■ **What to do**: Print the data exactly as written, line for line, and leave its pictures behind.

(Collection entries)
▼

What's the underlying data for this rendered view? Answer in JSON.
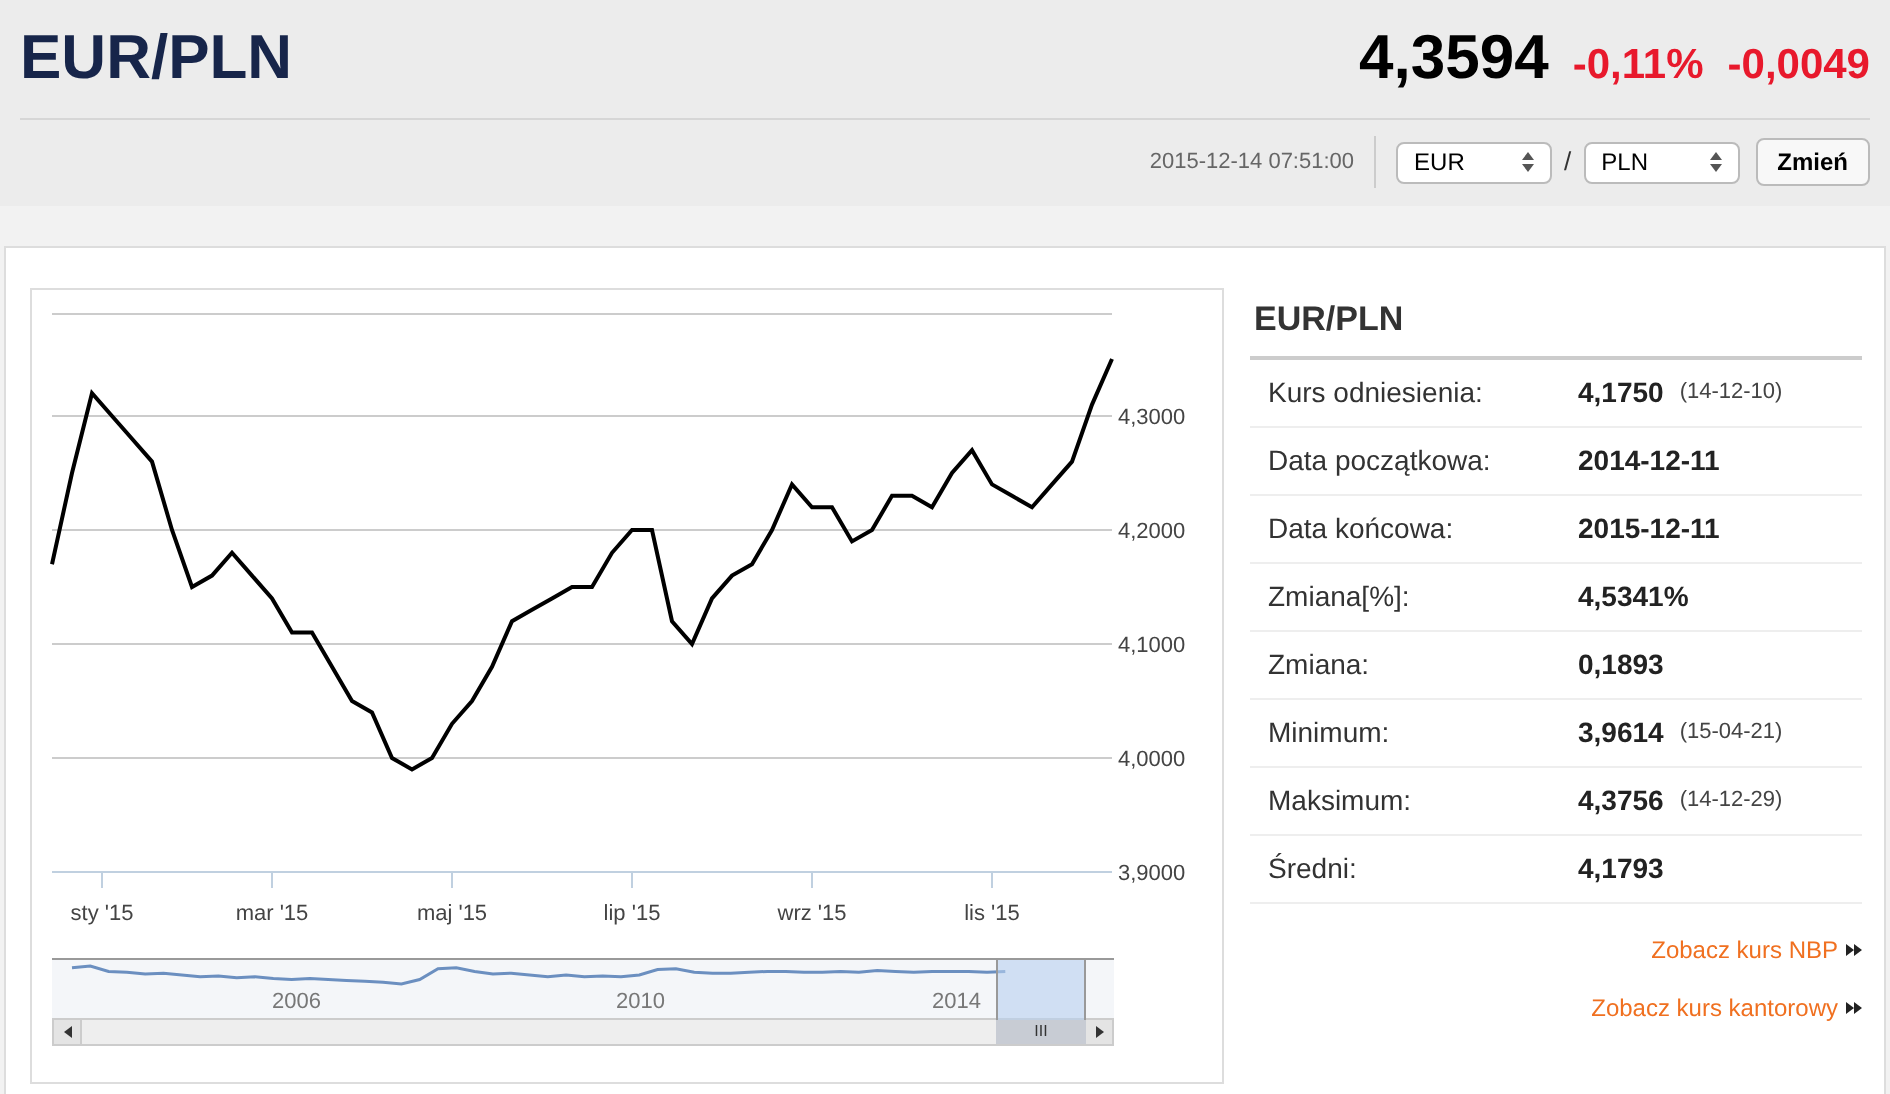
{
  "header": {
    "title": "EUR/PLN",
    "price": "4,3594",
    "change_percent": "-0,11%",
    "change_value": "-0,0049",
    "timestamp": "2015-12-14 07:51:00",
    "base_select": "EUR",
    "separator": "/",
    "quote_select": "PLN",
    "button": "Zmień"
  },
  "chart": {
    "y_axis_labels": [
      "4,3000",
      "4,2000",
      "4,1000",
      "4,0000",
      "3,9000"
    ],
    "x_axis_labels": [
      "sty '15",
      "mar '15",
      "maj '15",
      "lip '15",
      "wrz '15",
      "lis '15"
    ],
    "navigator_labels": [
      "2006",
      "2010",
      "2014"
    ],
    "scrollbar_grip": "III"
  },
  "summary": {
    "title": "EUR/PLN",
    "rows": [
      {
        "label": "Kurs odniesienia:",
        "value": "4,1750",
        "note": "(14-12-10)"
      },
      {
        "label": "Data początkowa:",
        "value": "2014-12-11"
      },
      {
        "label": "Data końcowa:",
        "value": "2015-12-11"
      },
      {
        "label": "Zmiana[%]:",
        "value": "4,5341%"
      },
      {
        "label": "Zmiana:",
        "value": "0,1893"
      },
      {
        "label": "Minimum:",
        "value": "3,9614",
        "note": "(15-04-21)"
      },
      {
        "label": "Maksimum:",
        "value": "4,3756",
        "note": "(14-12-29)"
      },
      {
        "label": "Średni:",
        "value": "4,1793"
      }
    ],
    "links": [
      "Zobacz kurs NBP",
      "Zobacz kurs kantorowy"
    ]
  }
}
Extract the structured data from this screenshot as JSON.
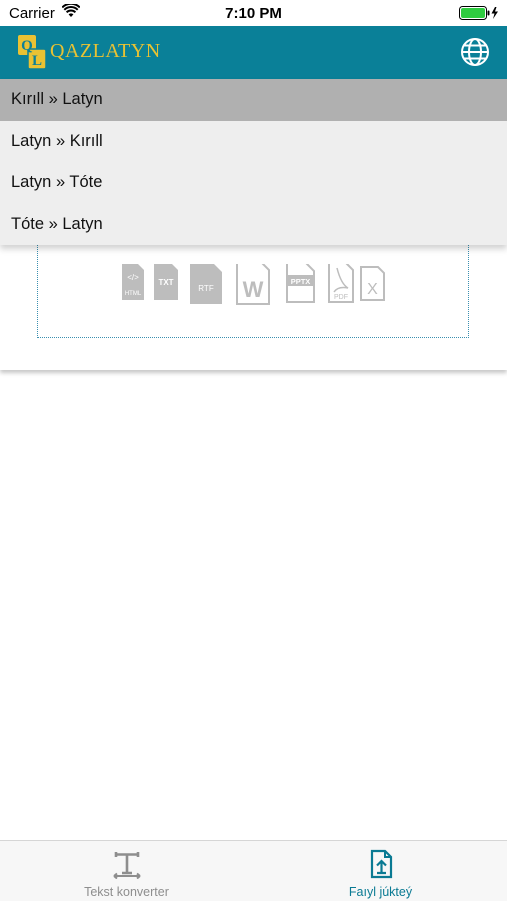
{
  "status_bar": {
    "carrier": "Carrier",
    "time": "7:10 PM"
  },
  "header": {
    "brand": "QAZLATYN",
    "logo_letters": [
      "Q",
      "L"
    ]
  },
  "menu": {
    "items": [
      {
        "label": "Kırıll » Latyn",
        "selected": true
      },
      {
        "label": "Latyn » Kırıll",
        "selected": false
      },
      {
        "label": "Latyn » Tóte",
        "selected": false
      },
      {
        "label": "Tóte » Latyn",
        "selected": false
      }
    ]
  },
  "upload": {
    "file_types": [
      "HTML",
      "TXT",
      "RTF",
      "W",
      "PPTX",
      "PDF",
      "X"
    ]
  },
  "tab_bar": {
    "tabs": [
      {
        "label": "Tekst konverter",
        "icon": "text-cursor-icon",
        "active": false
      },
      {
        "label": "Faıyl júkteý",
        "icon": "file-upload-icon",
        "active": true
      }
    ]
  },
  "colors": {
    "header_bg": "#0a8098",
    "brand": "#e9c233",
    "menu_bg": "#eeeeee",
    "menu_selected": "#b0b0b0",
    "active_tab": "#0a7a93",
    "inactive_tab": "#8e8e8e"
  }
}
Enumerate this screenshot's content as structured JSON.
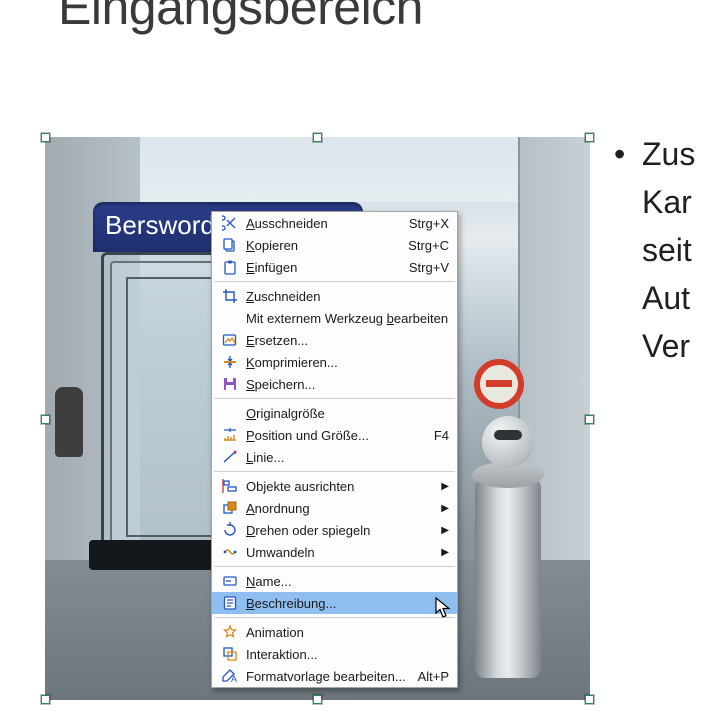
{
  "title": "Eingangsbereich",
  "bullet_text_visible": "Zus\nKar\nseit\nAut\nVer",
  "sign_text": "Berswordt-Halle",
  "menu": [
    {
      "kind": "item",
      "icon": "scissors",
      "name": "cut",
      "label": "Ausschneiden",
      "under": "A",
      "shortcut": "Strg+X"
    },
    {
      "kind": "item",
      "icon": "copy",
      "name": "copy",
      "label": "Kopieren",
      "under": "K",
      "shortcut": "Strg+C"
    },
    {
      "kind": "item",
      "icon": "paste",
      "name": "paste",
      "label": "Einfügen",
      "under": "E",
      "shortcut": "Strg+V"
    },
    {
      "kind": "sep"
    },
    {
      "kind": "item",
      "icon": "crop",
      "name": "crop",
      "label": "Zuschneiden",
      "under": "Z"
    },
    {
      "kind": "item",
      "icon": "",
      "name": "ext-edit",
      "label": "Mit externem Werkzeug bearbeiten",
      "under": "b"
    },
    {
      "kind": "item",
      "icon": "replace",
      "name": "replace",
      "label": "Ersetzen...",
      "under": "E"
    },
    {
      "kind": "item",
      "icon": "compress",
      "name": "compress",
      "label": "Komprimieren...",
      "under": "K"
    },
    {
      "kind": "item",
      "icon": "save",
      "name": "save",
      "label": "Speichern...",
      "under": "S"
    },
    {
      "kind": "sep"
    },
    {
      "kind": "item",
      "icon": "",
      "name": "orig-size",
      "label": "Originalgröße",
      "under": "O"
    },
    {
      "kind": "item",
      "icon": "possize",
      "name": "possize",
      "label": "Position und Größe...",
      "under": "P",
      "shortcut": "F4"
    },
    {
      "kind": "item",
      "icon": "line",
      "name": "line",
      "label": "Linie...",
      "under": "L"
    },
    {
      "kind": "sep"
    },
    {
      "kind": "item",
      "icon": "align",
      "name": "align",
      "label": "Objekte ausrichten",
      "under": "",
      "sub": true
    },
    {
      "kind": "item",
      "icon": "arrange",
      "name": "arrange",
      "label": "Anordnung",
      "under": "A",
      "sub": true
    },
    {
      "kind": "item",
      "icon": "rotate",
      "name": "rotate",
      "label": "Drehen oder spiegeln",
      "under": "D",
      "sub": true
    },
    {
      "kind": "item",
      "icon": "convert",
      "name": "convert",
      "label": "Umwandeln",
      "under": "",
      "sub": true
    },
    {
      "kind": "sep"
    },
    {
      "kind": "item",
      "icon": "nametag",
      "name": "name",
      "label": "Name...",
      "under": "N"
    },
    {
      "kind": "item",
      "icon": "desc",
      "name": "description",
      "label": "Beschreibung...",
      "under": "B",
      "highlight": true
    },
    {
      "kind": "sep"
    },
    {
      "kind": "item",
      "icon": "star",
      "name": "animation",
      "label": "Animation",
      "under": ""
    },
    {
      "kind": "item",
      "icon": "interact",
      "name": "interaction",
      "label": "Interaktion...",
      "under": ""
    },
    {
      "kind": "item",
      "icon": "styleedit",
      "name": "edit-style",
      "label": "Formatvorlage bearbeiten...",
      "under": "",
      "shortcut": "Alt+P"
    }
  ]
}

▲

■ **Result of this task**:
What's the underlying data for this rendered view? Answer in JSON.
{
  "header": {
    "title": "EUR/PLN",
    "price": "4,3594",
    "change_percent": "-0,11%",
    "change_value": "-0,0049",
    "timestamp": "2015-12-14 07:51:00",
    "base_select": "EUR",
    "separator": "/",
    "quote_select": "PLN",
    "button": "Zmień"
  },
  "chart": {
    "y_axis_labels": [
      "4,3000",
      "4,2000",
      "4,1000",
      "4,0000",
      "3,9000"
    ],
    "x_axis_labels": [
      "sty '15",
      "mar '15",
      "maj '15",
      "lip '15",
      "wrz '15",
      "lis '15"
    ],
    "navigator_labels": [
      "2006",
      "2010",
      "2014"
    ],
    "scrollbar_grip": "III"
  },
  "summary": {
    "title": "EUR/PLN",
    "rows": [
      {
        "label": "Kurs odniesienia:",
        "value": "4,1750",
        "note": "(14-12-10)"
      },
      {
        "label": "Data początkowa:",
        "value": "2014-12-11"
      },
      {
        "label": "Data końcowa:",
        "value": "2015-12-11"
      },
      {
        "label": "Zmiana[%]:",
        "value": "4,5341%"
      },
      {
        "label": "Zmiana:",
        "value": "0,1893"
      },
      {
        "label": "Minimum:",
        "value": "3,9614",
        "note": "(15-04-21)"
      },
      {
        "label": "Maksimum:",
        "value": "4,3756",
        "note": "(14-12-29)"
      },
      {
        "label": "Średni:",
        "value": "4,1793"
      }
    ],
    "links": [
      "Zobacz kurs NBP",
      "Zobacz kurs kantorowy"
    ]
  }
}
Extract the structured data from this screenshot as JSON.
{
  "status_bar": {
    "carrier": "Carrier",
    "time": "7:10 PM"
  },
  "header": {
    "brand": "QAZLATYN",
    "logo_letters": [
      "Q",
      "L"
    ]
  },
  "menu": {
    "items": [
      {
        "label": "Kırıll » Latyn",
        "selected": true
      },
      {
        "label": "Latyn » Kırıll",
        "selected": false
      },
      {
        "label": "Latyn » Tóte",
        "selected": false
      },
      {
        "label": "Tóte » Latyn",
        "selected": false
      }
    ]
  },
  "upload": {
    "file_types": [
      "HTML",
      "TXT",
      "RTF",
      "W",
      "PPTX",
      "PDF",
      "X"
    ]
  },
  "tab_bar": {
    "tabs": [
      {
        "label": "Tekst konverter",
        "icon": "text-cursor-icon",
        "active": false
      },
      {
        "label": "Faıyl júkteý",
        "icon": "file-upload-icon",
        "active": true
      }
    ]
  },
  "colors": {
    "header_bg": "#0a8098",
    "brand": "#e9c233",
    "menu_bg": "#eeeeee",
    "menu_selected": "#b0b0b0",
    "active_tab": "#0a7a93",
    "inactive_tab": "#8e8e8e"
  }
}
Enumerate this screenshot's content as structured JSON.
{
  "title": "Eingangsbereich",
  "bullet_text_visible": "Zus\nKar\nseit\nAut\nVer",
  "sign_text": "Berswordt-Halle",
  "menu": [
    {
      "kind": "item",
      "icon": "scissors",
      "name": "cut",
      "label": "Ausschneiden",
      "under": "A",
      "shortcut": "Strg+X"
    },
    {
      "kind": "item",
      "icon": "copy",
      "name": "copy",
      "label": "Kopieren",
      "under": "K",
      "shortcut": "Strg+C"
    },
    {
      "kind": "item",
      "icon": "paste",
      "name": "paste",
      "label": "Einfügen",
      "under": "E",
      "shortcut": "Strg+V"
    },
    {
      "kind": "sep"
    },
    {
      "kind": "item",
      "icon": "crop",
      "name": "crop",
      "label": "Zuschneiden",
      "under": "Z"
    },
    {
      "kind": "item",
      "icon": "",
      "name": "ext-edit",
      "label": "Mit externem Werkzeug bearbeiten",
      "under": "b"
    },
    {
      "kind": "item",
      "icon": "replace",
      "name": "replace",
      "label": "Ersetzen...",
      "under": "E"
    },
    {
      "kind": "item",
      "icon": "compress",
      "name": "compress",
      "label": "Komprimieren...",
      "under": "K"
    },
    {
      "kind": "item",
      "icon": "save",
      "name": "save",
      "label": "Speichern...",
      "under": "S"
    },
    {
      "kind": "sep"
    },
    {
      "kind": "item",
      "icon": "",
      "name": "orig-size",
      "label": "Originalgröße",
      "under": "O"
    },
    {
      "kind": "item",
      "icon": "possize",
      "name": "possize",
      "label": "Position und Größe...",
      "under": "P",
      "shortcut": "F4"
    },
    {
      "kind": "item",
      "icon": "line",
      "name": "line",
      "label": "Linie...",
      "under": "L"
    },
    {
      "kind": "sep"
    },
    {
      "kind": "item",
      "icon": "align",
      "name": "align",
      "label": "Objekte ausrichten",
      "under": "",
      "sub": true
    },
    {
      "kind": "item",
      "icon": "arrange",
      "name": "arrange",
      "label": "Anordnung",
      "under": "A",
      "sub": true
    },
    {
      "kind": "item",
      "icon": "rotate",
      "name": "rotate",
      "label": "Drehen oder spiegeln",
      "under": "D",
      "sub": true
    },
    {
      "kind": "item",
      "icon": "convert",
      "name": "convert",
      "label": "Umwandeln",
      "under": "",
      "sub": true
    },
    {
      "kind": "sep"
    },
    {
      "kind": "item",
      "icon": "nametag",
      "name": "name",
      "label": "Name...",
      "under": "N"
    },
    {
      "kind": "item",
      "icon": "desc",
      "name": "description",
      "label": "Beschreibung...",
      "under": "B",
      "highlight": true
    },
    {
      "kind": "sep"
    },
    {
      "kind": "item",
      "icon": "star",
      "name": "animation",
      "label": "Animation",
      "under": ""
    },
    {
      "kind": "item",
      "icon": "interact",
      "name": "interaction",
      "label": "Interaktion...",
      "under": ""
    },
    {
      "kind": "item",
      "icon": "styleedit",
      "name": "edit-style",
      "label": "Formatvorlage bearbeiten...",
      "under": "",
      "shortcut": "Alt+P"
    }
  ]
}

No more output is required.